▶ What to work on
Copy each of the entries below faithfully, setting aside any pictures.
★ ★ ★
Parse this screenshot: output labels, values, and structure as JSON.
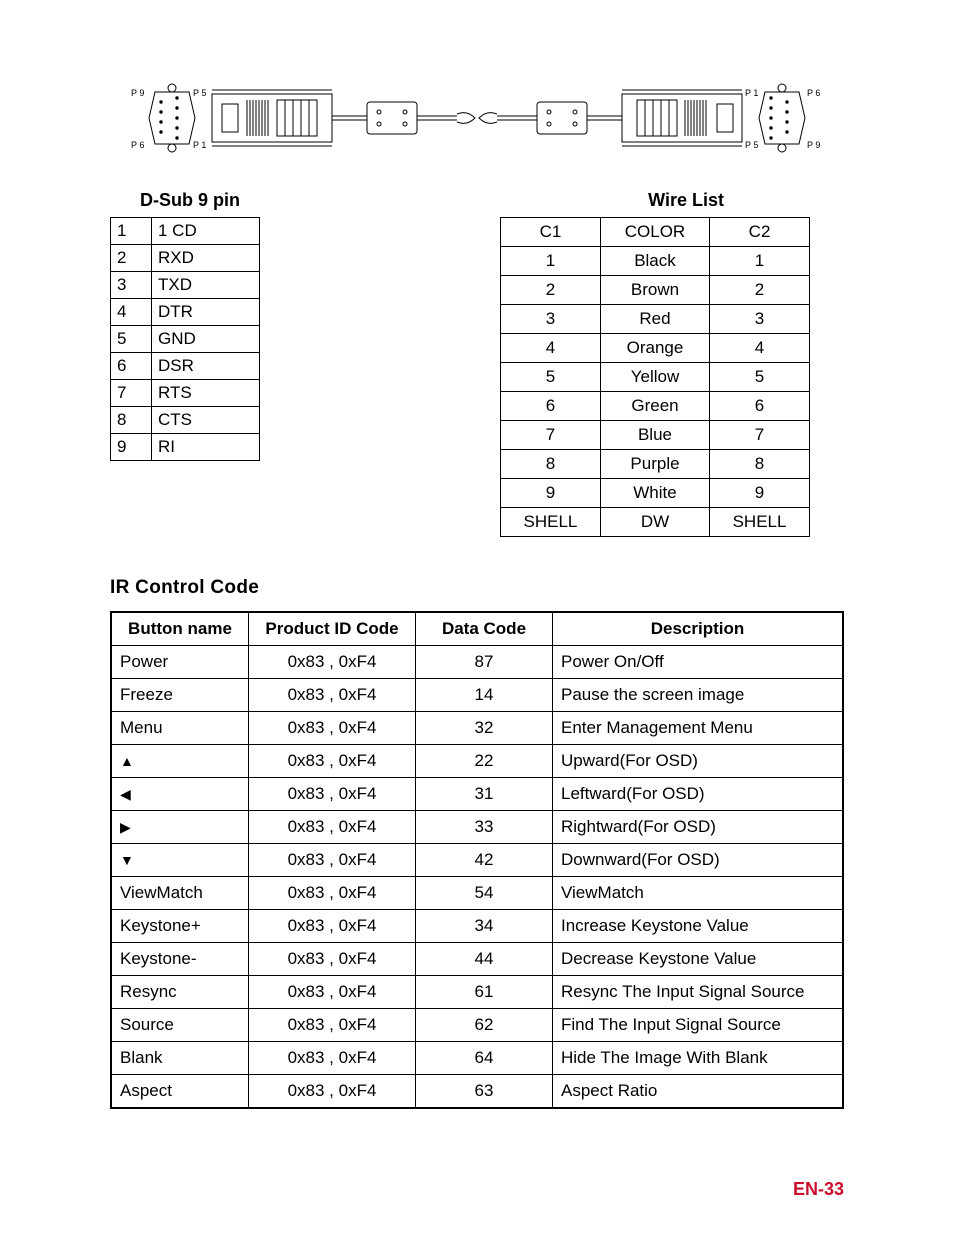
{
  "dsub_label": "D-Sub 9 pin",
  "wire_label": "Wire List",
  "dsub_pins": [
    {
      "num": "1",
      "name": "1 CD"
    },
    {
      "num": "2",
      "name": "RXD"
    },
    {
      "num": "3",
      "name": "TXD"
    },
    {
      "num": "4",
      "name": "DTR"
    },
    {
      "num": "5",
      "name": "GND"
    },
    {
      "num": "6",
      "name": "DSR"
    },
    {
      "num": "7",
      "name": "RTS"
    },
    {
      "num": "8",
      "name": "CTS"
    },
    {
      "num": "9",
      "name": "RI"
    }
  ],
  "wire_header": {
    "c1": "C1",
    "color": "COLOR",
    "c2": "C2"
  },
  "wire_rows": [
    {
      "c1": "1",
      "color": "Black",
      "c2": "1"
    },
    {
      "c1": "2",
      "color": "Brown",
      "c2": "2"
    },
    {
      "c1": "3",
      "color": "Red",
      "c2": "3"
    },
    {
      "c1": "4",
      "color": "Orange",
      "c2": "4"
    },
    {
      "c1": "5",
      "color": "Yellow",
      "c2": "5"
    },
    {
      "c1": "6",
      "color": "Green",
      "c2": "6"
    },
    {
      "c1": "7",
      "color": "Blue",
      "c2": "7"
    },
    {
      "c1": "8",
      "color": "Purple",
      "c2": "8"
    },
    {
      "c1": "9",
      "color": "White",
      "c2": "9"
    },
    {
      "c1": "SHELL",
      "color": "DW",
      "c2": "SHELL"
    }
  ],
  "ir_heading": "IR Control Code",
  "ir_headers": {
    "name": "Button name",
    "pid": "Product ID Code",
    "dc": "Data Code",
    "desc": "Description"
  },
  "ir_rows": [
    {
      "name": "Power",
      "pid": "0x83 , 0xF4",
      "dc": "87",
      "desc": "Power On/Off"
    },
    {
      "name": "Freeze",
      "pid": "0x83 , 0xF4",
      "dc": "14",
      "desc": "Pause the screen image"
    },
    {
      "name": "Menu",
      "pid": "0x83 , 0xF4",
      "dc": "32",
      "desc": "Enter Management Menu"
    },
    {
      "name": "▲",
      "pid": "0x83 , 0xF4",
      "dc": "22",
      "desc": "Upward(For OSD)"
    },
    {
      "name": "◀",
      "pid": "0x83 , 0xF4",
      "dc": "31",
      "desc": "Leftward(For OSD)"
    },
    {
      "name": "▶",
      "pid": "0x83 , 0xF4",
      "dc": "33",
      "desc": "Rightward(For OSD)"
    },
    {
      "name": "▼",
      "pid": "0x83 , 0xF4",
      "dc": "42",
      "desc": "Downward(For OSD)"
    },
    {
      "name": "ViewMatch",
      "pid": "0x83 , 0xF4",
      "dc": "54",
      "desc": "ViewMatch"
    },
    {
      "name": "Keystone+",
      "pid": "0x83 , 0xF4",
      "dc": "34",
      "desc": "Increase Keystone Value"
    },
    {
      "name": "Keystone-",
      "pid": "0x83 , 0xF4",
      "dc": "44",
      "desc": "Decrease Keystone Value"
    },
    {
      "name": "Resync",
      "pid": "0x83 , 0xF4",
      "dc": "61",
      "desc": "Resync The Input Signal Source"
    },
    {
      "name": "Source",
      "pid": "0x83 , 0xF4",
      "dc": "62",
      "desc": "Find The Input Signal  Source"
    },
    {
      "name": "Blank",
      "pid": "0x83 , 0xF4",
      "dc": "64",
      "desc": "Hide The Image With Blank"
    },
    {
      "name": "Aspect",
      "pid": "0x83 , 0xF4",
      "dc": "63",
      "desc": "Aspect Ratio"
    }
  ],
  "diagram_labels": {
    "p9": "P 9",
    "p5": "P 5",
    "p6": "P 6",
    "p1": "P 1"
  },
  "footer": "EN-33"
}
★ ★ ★
▶ Task solution
Parse this screenshot: output labels, values, and structure as JSON.
{
  "dsub_label": "D-Sub 9 pin",
  "wire_label": "Wire List",
  "dsub_pins": [
    {
      "num": "1",
      "name": "1 CD"
    },
    {
      "num": "2",
      "name": "RXD"
    },
    {
      "num": "3",
      "name": "TXD"
    },
    {
      "num": "4",
      "name": "DTR"
    },
    {
      "num": "5",
      "name": "GND"
    },
    {
      "num": "6",
      "name": "DSR"
    },
    {
      "num": "7",
      "name": "RTS"
    },
    {
      "num": "8",
      "name": "CTS"
    },
    {
      "num": "9",
      "name": "RI"
    }
  ],
  "wire_header": {
    "c1": "C1",
    "color": "COLOR",
    "c2": "C2"
  },
  "wire_rows": [
    {
      "c1": "1",
      "color": "Black",
      "c2": "1"
    },
    {
      "c1": "2",
      "color": "Brown",
      "c2": "2"
    },
    {
      "c1": "3",
      "color": "Red",
      "c2": "3"
    },
    {
      "c1": "4",
      "color": "Orange",
      "c2": "4"
    },
    {
      "c1": "5",
      "color": "Yellow",
      "c2": "5"
    },
    {
      "c1": "6",
      "color": "Green",
      "c2": "6"
    },
    {
      "c1": "7",
      "color": "Blue",
      "c2": "7"
    },
    {
      "c1": "8",
      "color": "Purple",
      "c2": "8"
    },
    {
      "c1": "9",
      "color": "White",
      "c2": "9"
    },
    {
      "c1": "SHELL",
      "color": "DW",
      "c2": "SHELL"
    }
  ],
  "ir_heading": "IR Control Code",
  "ir_headers": {
    "name": "Button name",
    "pid": "Product ID Code",
    "dc": "Data Code",
    "desc": "Description"
  },
  "ir_rows": [
    {
      "name": "Power",
      "pid": "0x83 , 0xF4",
      "dc": "87",
      "desc": "Power On/Off"
    },
    {
      "name": "Freeze",
      "pid": "0x83 , 0xF4",
      "dc": "14",
      "desc": "Pause the screen image"
    },
    {
      "name": "Menu",
      "pid": "0x83 , 0xF4",
      "dc": "32",
      "desc": "Enter Management Menu"
    },
    {
      "name": "▲",
      "pid": "0x83 , 0xF4",
      "dc": "22",
      "desc": "Upward(For OSD)"
    },
    {
      "name": "◀",
      "pid": "0x83 , 0xF4",
      "dc": "31",
      "desc": "Leftward(For OSD)"
    },
    {
      "name": "▶",
      "pid": "0x83 , 0xF4",
      "dc": "33",
      "desc": "Rightward(For OSD)"
    },
    {
      "name": "▼",
      "pid": "0x83 , 0xF4",
      "dc": "42",
      "desc": "Downward(For OSD)"
    },
    {
      "name": "ViewMatch",
      "pid": "0x83 , 0xF4",
      "dc": "54",
      "desc": "ViewMatch"
    },
    {
      "name": "Keystone+",
      "pid": "0x83 , 0xF4",
      "dc": "34",
      "desc": "Increase Keystone Value"
    },
    {
      "name": "Keystone-",
      "pid": "0x83 , 0xF4",
      "dc": "44",
      "desc": "Decrease Keystone Value"
    },
    {
      "name": "Resync",
      "pid": "0x83 , 0xF4",
      "dc": "61",
      "desc": "Resync The Input Signal Source"
    },
    {
      "name": "Source",
      "pid": "0x83 , 0xF4",
      "dc": "62",
      "desc": "Find The Input Signal  Source"
    },
    {
      "name": "Blank",
      "pid": "0x83 , 0xF4",
      "dc": "64",
      "desc": "Hide The Image With Blank"
    },
    {
      "name": "Aspect",
      "pid": "0x83 , 0xF4",
      "dc": "63",
      "desc": "Aspect Ratio"
    }
  ],
  "diagram_labels": {
    "p9": "P 9",
    "p5": "P 5",
    "p6": "P 6",
    "p1": "P 1"
  },
  "footer": "EN-33"
}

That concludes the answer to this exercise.